(Exercise inputs)

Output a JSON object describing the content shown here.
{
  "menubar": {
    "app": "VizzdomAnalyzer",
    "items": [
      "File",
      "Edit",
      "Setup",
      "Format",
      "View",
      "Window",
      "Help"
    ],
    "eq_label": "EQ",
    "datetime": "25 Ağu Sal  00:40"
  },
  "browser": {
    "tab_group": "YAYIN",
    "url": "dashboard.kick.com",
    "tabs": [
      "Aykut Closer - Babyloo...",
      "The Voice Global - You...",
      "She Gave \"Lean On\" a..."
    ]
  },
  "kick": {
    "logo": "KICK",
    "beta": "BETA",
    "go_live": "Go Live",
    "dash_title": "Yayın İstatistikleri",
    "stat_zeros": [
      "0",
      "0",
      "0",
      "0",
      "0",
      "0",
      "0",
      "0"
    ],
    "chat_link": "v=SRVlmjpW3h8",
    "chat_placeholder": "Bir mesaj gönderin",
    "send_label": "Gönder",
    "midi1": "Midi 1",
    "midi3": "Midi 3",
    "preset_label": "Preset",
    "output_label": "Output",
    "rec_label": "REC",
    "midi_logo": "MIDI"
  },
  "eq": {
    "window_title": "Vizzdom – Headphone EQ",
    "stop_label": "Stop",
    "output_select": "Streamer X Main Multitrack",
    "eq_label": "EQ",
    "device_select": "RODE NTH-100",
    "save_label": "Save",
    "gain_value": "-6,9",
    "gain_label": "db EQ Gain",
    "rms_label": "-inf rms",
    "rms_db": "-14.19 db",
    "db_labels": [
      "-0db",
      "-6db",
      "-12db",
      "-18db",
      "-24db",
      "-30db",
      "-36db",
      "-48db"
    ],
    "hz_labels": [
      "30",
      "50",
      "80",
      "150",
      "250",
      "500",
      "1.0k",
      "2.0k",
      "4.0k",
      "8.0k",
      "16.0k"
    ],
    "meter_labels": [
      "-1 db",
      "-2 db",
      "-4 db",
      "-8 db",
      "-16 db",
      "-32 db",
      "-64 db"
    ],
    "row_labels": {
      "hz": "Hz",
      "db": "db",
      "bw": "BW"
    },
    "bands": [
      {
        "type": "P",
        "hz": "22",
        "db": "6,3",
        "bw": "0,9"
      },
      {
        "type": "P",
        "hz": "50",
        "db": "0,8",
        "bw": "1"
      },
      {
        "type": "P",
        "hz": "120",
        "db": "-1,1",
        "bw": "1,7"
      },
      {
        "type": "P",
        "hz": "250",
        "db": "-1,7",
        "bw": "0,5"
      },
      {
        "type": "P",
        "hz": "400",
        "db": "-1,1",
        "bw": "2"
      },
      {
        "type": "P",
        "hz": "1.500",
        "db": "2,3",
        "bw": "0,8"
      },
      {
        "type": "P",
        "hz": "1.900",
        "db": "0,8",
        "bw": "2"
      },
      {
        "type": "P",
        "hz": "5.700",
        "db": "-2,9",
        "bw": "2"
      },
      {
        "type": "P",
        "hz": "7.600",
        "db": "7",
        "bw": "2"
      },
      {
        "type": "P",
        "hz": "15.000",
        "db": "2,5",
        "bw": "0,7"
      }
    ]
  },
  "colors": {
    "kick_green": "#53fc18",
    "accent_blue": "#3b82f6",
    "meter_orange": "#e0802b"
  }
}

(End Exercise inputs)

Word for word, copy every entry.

• Result below
Output a JSON object describing the content shown here.
{
  "menubar": {
    "app": "VizzdomAnalyzer",
    "items": [
      "File",
      "Edit",
      "Setup",
      "Format",
      "View",
      "Window",
      "Help"
    ],
    "eq_label": "EQ",
    "datetime": "25 Ağu Sal  00:40"
  },
  "browser": {
    "tab_group": "YAYIN",
    "url": "dashboard.kick.com",
    "tabs": [
      "Aykut Closer - Babyloo...",
      "The Voice Global - You...",
      "She Gave \"Lean On\" a..."
    ]
  },
  "kick": {
    "logo": "KICK",
    "beta": "BETA",
    "go_live": "Go Live",
    "dash_title": "Yayın İstatistikleri",
    "stat_zeros": [
      "0",
      "0",
      "0",
      "0",
      "0",
      "0",
      "0",
      "0"
    ],
    "chat_link": "v=SRVlmjpW3h8",
    "chat_placeholder": "Bir mesaj gönderin",
    "send_label": "Gönder",
    "midi1": "Midi 1",
    "midi3": "Midi 3",
    "preset_label": "Preset",
    "output_label": "Output",
    "rec_label": "REC",
    "midi_logo": "MIDI"
  },
  "eq": {
    "window_title": "Vizzdom – Headphone EQ",
    "stop_label": "Stop",
    "output_select": "Streamer X Main Multitrack",
    "eq_label": "EQ",
    "device_select": "RODE NTH-100",
    "save_label": "Save",
    "gain_value": "-6,9",
    "gain_label": "db EQ Gain",
    "rms_label": "-inf rms",
    "rms_db": "-14.19 db",
    "db_labels": [
      "-0db",
      "-6db",
      "-12db",
      "-18db",
      "-24db",
      "-30db",
      "-36db",
      "-48db"
    ],
    "hz_labels": [
      "30",
      "50",
      "80",
      "150",
      "250",
      "500",
      "1.0k",
      "2.0k",
      "4.0k",
      "8.0k",
      "16.0k"
    ],
    "meter_labels": [
      "-1 db",
      "-2 db",
      "-4 db",
      "-8 db",
      "-16 db",
      "-32 db",
      "-64 db"
    ],
    "row_labels": {
      "hz": "Hz",
      "db": "db",
      "bw": "BW"
    },
    "bands": [
      {
        "type": "P",
        "hz": "22",
        "db": "6,3",
        "bw": "0,9"
      },
      {
        "type": "P",
        "hz": "50",
        "db": "0,8",
        "bw": "1"
      },
      {
        "type": "P",
        "hz": "120",
        "db": "-1,1",
        "bw": "1,7"
      },
      {
        "type": "P",
        "hz": "250",
        "db": "-1,7",
        "bw": "0,5"
      },
      {
        "type": "P",
        "hz": "400",
        "db": "-1,1",
        "bw": "2"
      },
      {
        "type": "P",
        "hz": "1.500",
        "db": "2,3",
        "bw": "0,8"
      },
      {
        "type": "P",
        "hz": "1.900",
        "db": "0,8",
        "bw": "2"
      },
      {
        "type": "P",
        "hz": "5.700",
        "db": "-2,9",
        "bw": "2"
      },
      {
        "type": "P",
        "hz": "7.600",
        "db": "7",
        "bw": "2"
      },
      {
        "type": "P",
        "hz": "15.000",
        "db": "2,5",
        "bw": "0,7"
      }
    ]
  },
  "colors": {
    "kick_green": "#53fc18",
    "accent_blue": "#3b82f6",
    "meter_orange": "#e0802b"
  }
}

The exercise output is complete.